U.S. Sen. Lindsey Graham told the South Carolina I-77 Alliance Annual Economic Development Summit Thursday that the Carolina Panthers moving to their NFL headquarters to the state will be a “game changer,” and promised to help the state secure grant funding for economic development.
Team representatives attended the gathering of representatives from the organization, formed to promote economic development along the Interstate 77 corridor, at the University of South Carolina Alumni Center in Columbia. Keynote speaker Mark Hart, the Panthers’ vice president and COO, described a text exchange with his family about the meeting.
“My wife asked me how much it cost me,” he explained. “I told her the senator came here for free, but to get me here it cost $160 million and an interchange.”
South Carolina offered the Panthers around $115 million in state tax discounts to relocate their headquarters to Rock Hill from Charlotte. The incentive package, approved by state legislators in May, also includes $40 million in tax dollars to construct an interchange off I-77, near where a complex including a new team practice facility will be built.

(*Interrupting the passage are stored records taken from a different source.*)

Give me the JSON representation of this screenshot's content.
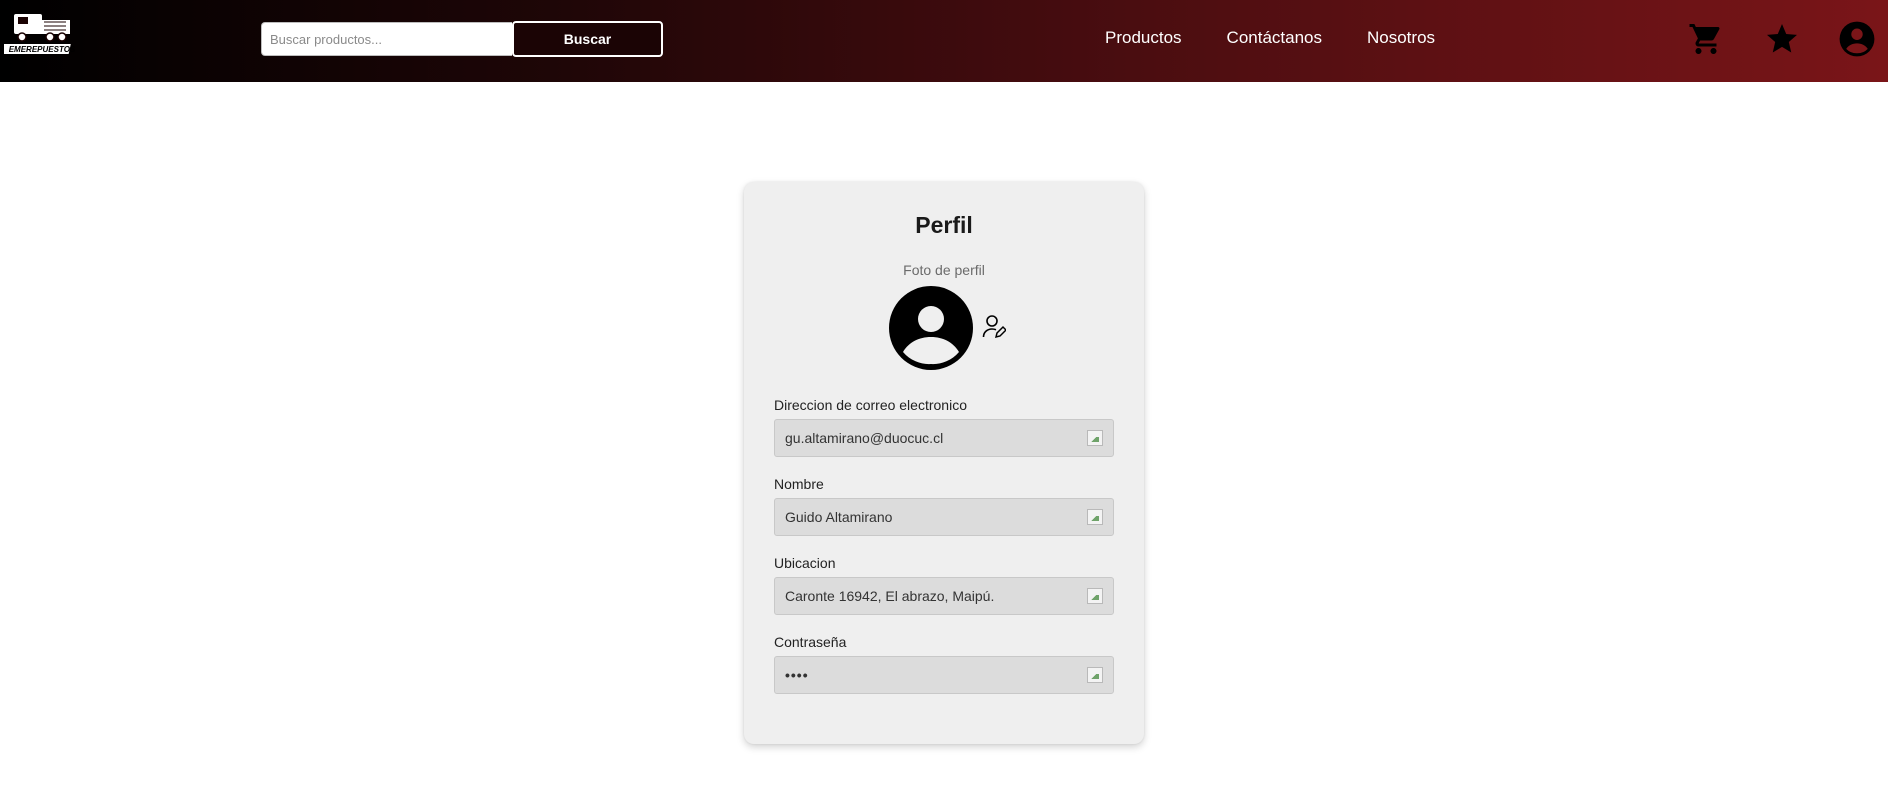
{
  "brand": {
    "logo_text": "EMEREPUESTOS"
  },
  "search": {
    "placeholder": "Buscar productos...",
    "value": "",
    "button_label": "Buscar"
  },
  "nav": {
    "items": [
      {
        "label": "Productos"
      },
      {
        "label": "Contáctanos"
      },
      {
        "label": "Nosotros"
      }
    ]
  },
  "header_icons": [
    "cart-icon",
    "star-icon",
    "account-icon"
  ],
  "colors": {
    "header_start": "#000000",
    "header_end": "#7a1518",
    "card_bg": "#efefef",
    "field_bg": "#dcdcdc"
  },
  "profile": {
    "title": "Perfil",
    "photo_label": "Foto de perfil",
    "fields": [
      {
        "label": "Direccion de correo electronico",
        "value": "gu.altamirano@duocuc.cl"
      },
      {
        "label": "Nombre",
        "value": "Guido Altamirano"
      },
      {
        "label": "Ubicacion",
        "value": "Caronte 16942, El abrazo, Maipú."
      },
      {
        "label": "Contraseña",
        "value": "••••"
      }
    ]
  }
}
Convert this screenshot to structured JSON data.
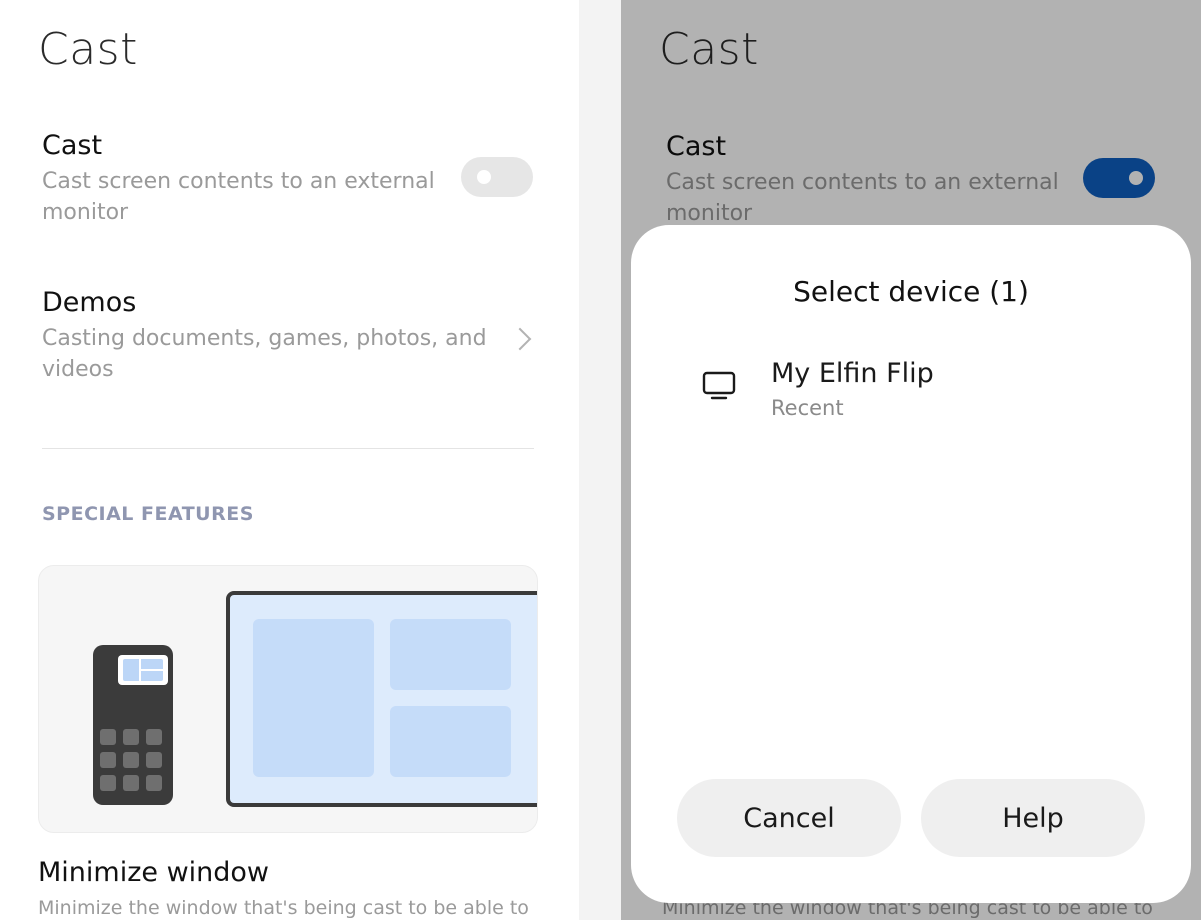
{
  "left": {
    "page_title": "Cast",
    "cast": {
      "title": "Cast",
      "subtitle": "Cast screen contents to an external monitor",
      "toggle_on": false
    },
    "demos": {
      "title": "Demos",
      "subtitle": "Casting documents, games, photos, and videos"
    },
    "section_label": "SPECIAL FEATURES",
    "feature": {
      "title": "Minimize window",
      "subtitle": "Minimize the window that's being cast to be able to"
    }
  },
  "right": {
    "page_title": "Cast",
    "cast": {
      "title": "Cast",
      "subtitle": "Cast screen contents to an external monitor",
      "toggle_on": true
    },
    "feature_subtitle": "Minimize the window that's being cast to be able to",
    "dialog": {
      "title": "Select device (1)",
      "devices": [
        {
          "name": "My Elfin Flip",
          "status": "Recent",
          "icon": "monitor-icon"
        }
      ],
      "cancel_label": "Cancel",
      "help_label": "Help"
    }
  },
  "colors": {
    "accent": "#0f5fc0",
    "section_label": "#8f96b0",
    "secondary_text": "#9a9a9a",
    "illustration_blue": "#cfe2fb"
  }
}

Hart said Panthers owner David Tepper’s vision for the 200-acre complex in York County goes beyond football. Tepper wants the practice facility and surrounding development, including potential new retail and restaurant construction, to be an entertainment destination similar to what the Dallas Cowboys have at their practice facility in Frisco, Texas, called The Star, Hart said.
“It was an identity, and it was a development opportunity,” Hart said of luring the Panthers’ base of operations to Rock Hill.
The new practice facility will include office and community event space and other facilities to help keep people in the area 365 days a year. Hart said it’s a model many teams have been shifting to, including the Minnesota Vikings, Miami Dolphins and Atlanta Falcons.
“We all thought it was crazy,” Hart said, but he said it turned out that people wanted to work, eat, work out, or stay in a hotel next to a football practice facility.
“Rock Hill can become a Frisco,” he said.
Development spurred by the I-77 Alliance can help make that vision a reality, Hart said. The Columbia-to-Charlotte corridor includes the I-77 International Megasite, a 1,500-acre tract of land about 20 miles north of Columbia in Fairfield County. State officials hope the site, with around 9 million square feet in its master plan, will help attract a major manufacturer and thousands of jobs to an area hard-hit by job losses, including the shuttering of twin nuclear reactors at the V.C Summer nuclear power station.
“We think exposure along a major corridor is really important,” Hart said. “We think the ease of getting in and out of Charlotte, getting to Charlotte (Douglas) International Airport for our players, coaches, staff — we think it’s really important. That whole accessibility for future corporate tenants and relocations and development, we think, is critical. It just makes it so much easier to do different things down there. It gives us flexibility. It gives us options for development. It was just the right corridor for us.”
The team plans to begin work on its practice facility in April 2020, with completion expected in August 2022.
Although pleased by the big score with the Panthers, the I-77 Alliance has many more plans cooking for the corridor.
“We go out and try to find as many companies and businesses that are interested in this region as possible and help our communities sell themselves more,” said Rich Fletcher, president and CEO of the alliance. “We’ve been very fortunate to have great growth, but there’s always more opportunity, and we are charged with trying to find more opportunity for these communities.”